So why have these books become the phenomenon that they are? Because EL James has created a hot leading man with a sultry teasing voice who knows how to do "things," so to speak. That's why. The women who love these books are willing to ignore the lack of literary prowess for the imaginary world of Christian's sexual prowess. EL may not be able to write a literary novel, but she sure knows how to write a good sex scene.
I think most of the criticism of this book is because people aren't taking it for what it is: an entirely fictional, could-never-happen-in-this-lifetime, x-rated romance novel. If you start the book realizing you are not supposed to take it on its word but, rather, realize you are reading a fictitious story with fictitious characters and are NOT supposed to go out looking for a real Christian Grey, you will take the parts that you like for what they're worth and realize you are on an amusement park ride. This book is NOT a novel, you are not supposed to learn any of life's great truths from it, and it is not now, not EVER, supposed to be taken as a book that you should try and emulate any of your future or current romances on!

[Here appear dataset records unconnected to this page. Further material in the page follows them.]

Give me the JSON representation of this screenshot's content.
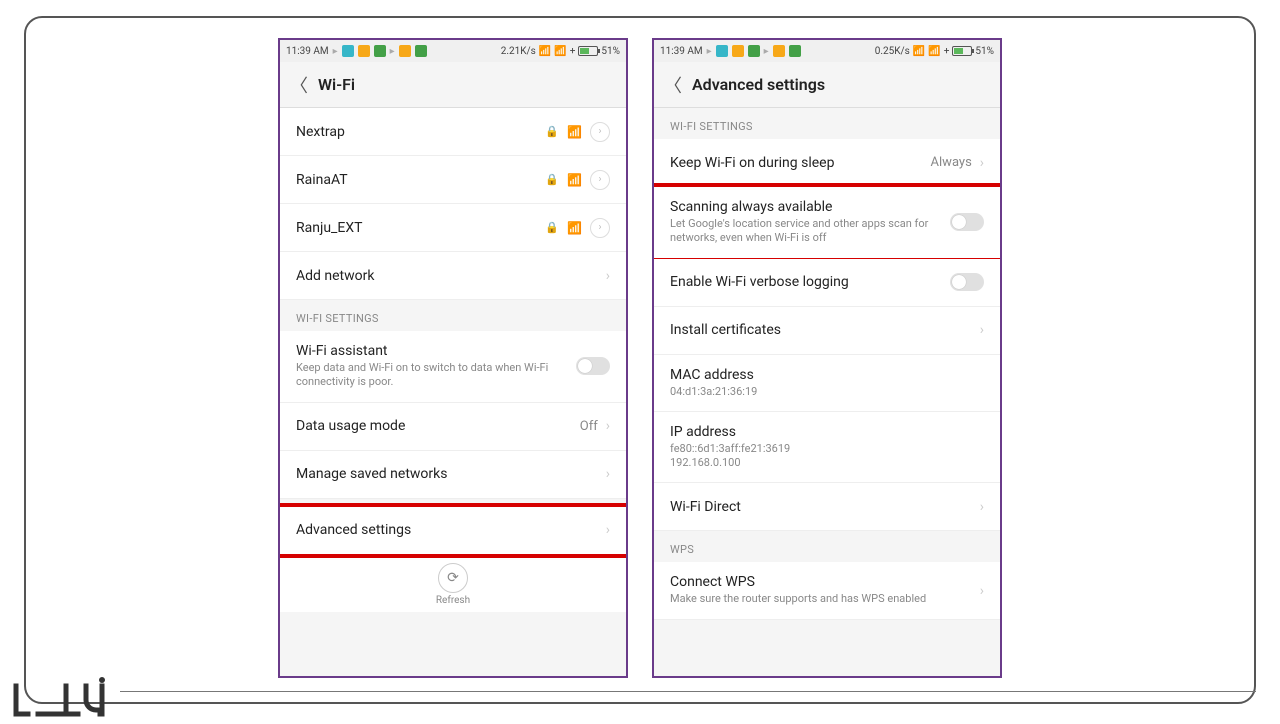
{
  "left": {
    "status": {
      "time": "11:39 AM",
      "speed": "2.21K/s",
      "battery": "51%"
    },
    "title": "Wi-Fi",
    "networks": [
      {
        "name": "Nextrap"
      },
      {
        "name": "RainaAT"
      },
      {
        "name": "Ranju_EXT"
      }
    ],
    "add_network": "Add network",
    "section_hdr": "WI-FI SETTINGS",
    "assistant": {
      "title": "Wi-Fi assistant",
      "sub": "Keep data and Wi-Fi on to switch to data when Wi-Fi connectivity is poor."
    },
    "data_usage": {
      "title": "Data usage mode",
      "value": "Off"
    },
    "manage": "Manage saved networks",
    "advanced": "Advanced settings",
    "refresh": "Refresh"
  },
  "right": {
    "status": {
      "time": "11:39 AM",
      "speed": "0.25K/s",
      "battery": "51%"
    },
    "title": "Advanced settings",
    "section_hdr": "WI-FI SETTINGS",
    "keep_on": {
      "title": "Keep Wi-Fi on during sleep",
      "value": "Always"
    },
    "scanning": {
      "title": "Scanning always available",
      "sub": "Let Google's location service and other apps scan for networks, even when Wi-Fi is off"
    },
    "verbose": "Enable Wi-Fi verbose logging",
    "install": "Install certificates",
    "mac": {
      "title": "MAC address",
      "value": "04:d1:3a:21:36:19"
    },
    "ip": {
      "title": "IP address",
      "value": "fe80::6d1:3aff:fe21:3619\n192.168.0.100"
    },
    "direct": "Wi-Fi Direct",
    "wps_hdr": "WPS",
    "wps": {
      "title": "Connect WPS",
      "sub": "Make sure the router supports and has WPS enabled"
    }
  }
}
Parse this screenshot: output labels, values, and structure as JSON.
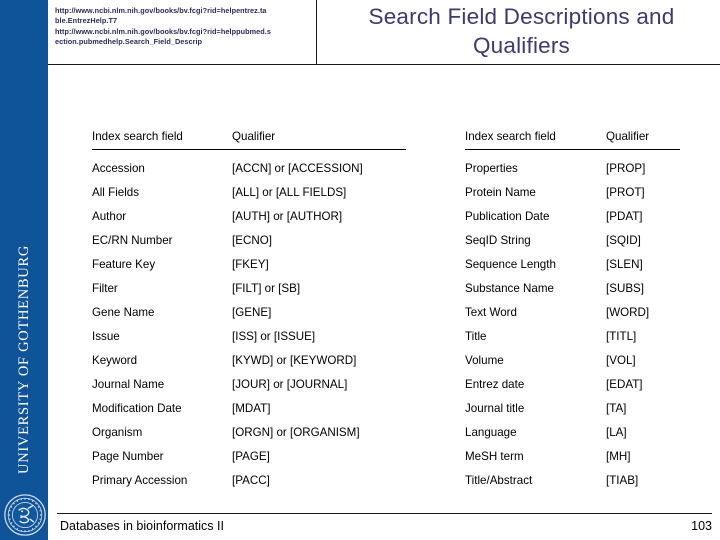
{
  "slide": {
    "title": "Search Field Descriptions and Qualifiers",
    "title_line1": "Search Field Descriptions and",
    "title_line2": "Qualifiers",
    "accent_blue": "#0f5499",
    "title_color": "#3b3b6d"
  },
  "sidebar": {
    "vertical_text": "UNIVERSITY OF GOTHENBURG",
    "seal_name": "university-seal"
  },
  "source_urls": {
    "url1": "http://www.ncbi.nlm.nih.gov/books/bv.fcgi?rid=helpentrez.table.EntrezHelp.T7",
    "url2": "http://www.ncbi.nlm.nih.gov/books/bv.fcgi?rid=helppubmed.section.pubmedhelp.Search_Field_Descrip"
  },
  "table_left": {
    "headers": [
      "Index search field",
      "Qualifier"
    ],
    "rows": [
      [
        "Accession",
        "[ACCN] or [ACCESSION]"
      ],
      [
        "All Fields",
        "[ALL] or [ALL FIELDS]"
      ],
      [
        "Author",
        "[AUTH] or [AUTHOR]"
      ],
      [
        "EC/RN Number",
        "[ECNO]"
      ],
      [
        "Feature Key",
        "[FKEY]"
      ],
      [
        "Filter",
        "[FILT] or [SB]"
      ],
      [
        "Gene Name",
        "[GENE]"
      ],
      [
        "Issue",
        "[ISS] or [ISSUE]"
      ],
      [
        "Keyword",
        "[KYWD] or [KEYWORD]"
      ],
      [
        "Journal Name",
        "[JOUR] or [JOURNAL]"
      ],
      [
        "Modification Date",
        "[MDAT]"
      ],
      [
        "Organism",
        "[ORGN] or [ORGANISM]"
      ],
      [
        "Page Number",
        "[PAGE]"
      ],
      [
        "Primary Accession",
        "[PACC]"
      ]
    ]
  },
  "table_right": {
    "headers": [
      "Index search field",
      "Qualifier"
    ],
    "rows": [
      [
        "Properties",
        "[PROP]"
      ],
      [
        "Protein Name",
        "[PROT]"
      ],
      [
        "Publication Date",
        "[PDAT]"
      ],
      [
        "SeqID String",
        "[SQID]"
      ],
      [
        "Sequence Length",
        "[SLEN]"
      ],
      [
        "Substance Name",
        "[SUBS]"
      ],
      [
        "Text Word",
        "[WORD]"
      ],
      [
        "Title",
        "[TITL]"
      ],
      [
        "Volume",
        "[VOL]"
      ],
      [
        "Entrez date",
        "[EDAT]"
      ],
      [
        "Journal title",
        "[TA]"
      ],
      [
        "Language",
        "[LA]"
      ],
      [
        "MeSH term",
        "[MH]"
      ],
      [
        "Title/Abstract",
        "[TIAB]"
      ]
    ]
  },
  "footer": {
    "course": "Databases in bioinformatics II",
    "page_number": "103"
  }
}
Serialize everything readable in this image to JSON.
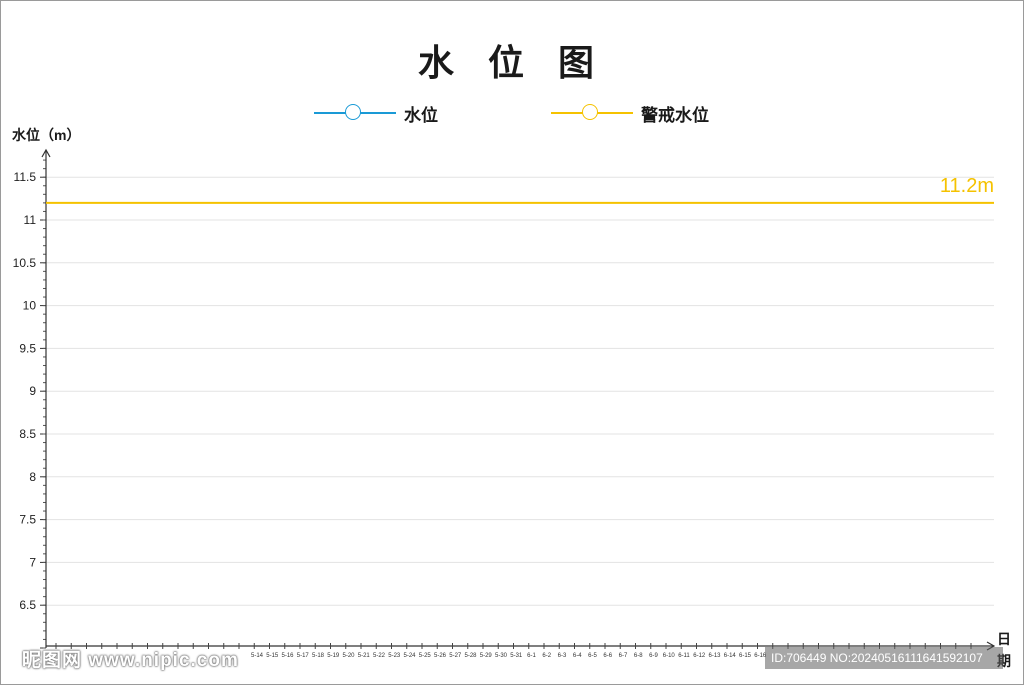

The problem I had with whether or not to read this book was all the S&M stuff. I've seen way too many episodes of the TV show "Medium" (which often has psychos tying up women and bounding their hands above their heads) to be comfortable with Christian doing that type of stuff to Ana, but then I realized something: Although EL James may not realize it, she has actually made a social statement because instead of continuing to have women fear these images and to look at them as something to get upset about, she has taken them back from the men who have always controlled them and has claimed them as her own. Similar to how African-Americans have taken back the "N" word, and how Mel Brooks claims "The Producers" was written because he wanted Hitler to be funny as opposed to scary in order to take back his power. Again, I don't know if EL James knew she was doing this, but the women who read these books will now have a completely different way of looking at these images and can claim them as their own.
Overall, I liked "Fifty Shades of Grey." There is an actual plot to it, although it is mostly a book to get turned on to. For at least three quarters of the bookThis book is about two nymphomaniacs who have sex way more often than a person without the nymphomania disorder ever would. Not only do most people not want to have sex that often, they also don't want to read about it that often either. "The man is insatiable, or maybe all men are like him. I have no idea, no one to compare him to," Anastasia says. No, Anastasia, all men are not like Christian, and that's exactly the way we'd like to keep them!
An afterthought: There are movies being planned for the "Fifty Shades" series as we speak, and my pick for the actor to play Christian would be Christian Bale, but 10 years ago. It's not going happen, he is no longer 27. But again, similar to the way I've enjoyed the majority of this book, I'm willing to embrace the unreality of the situation!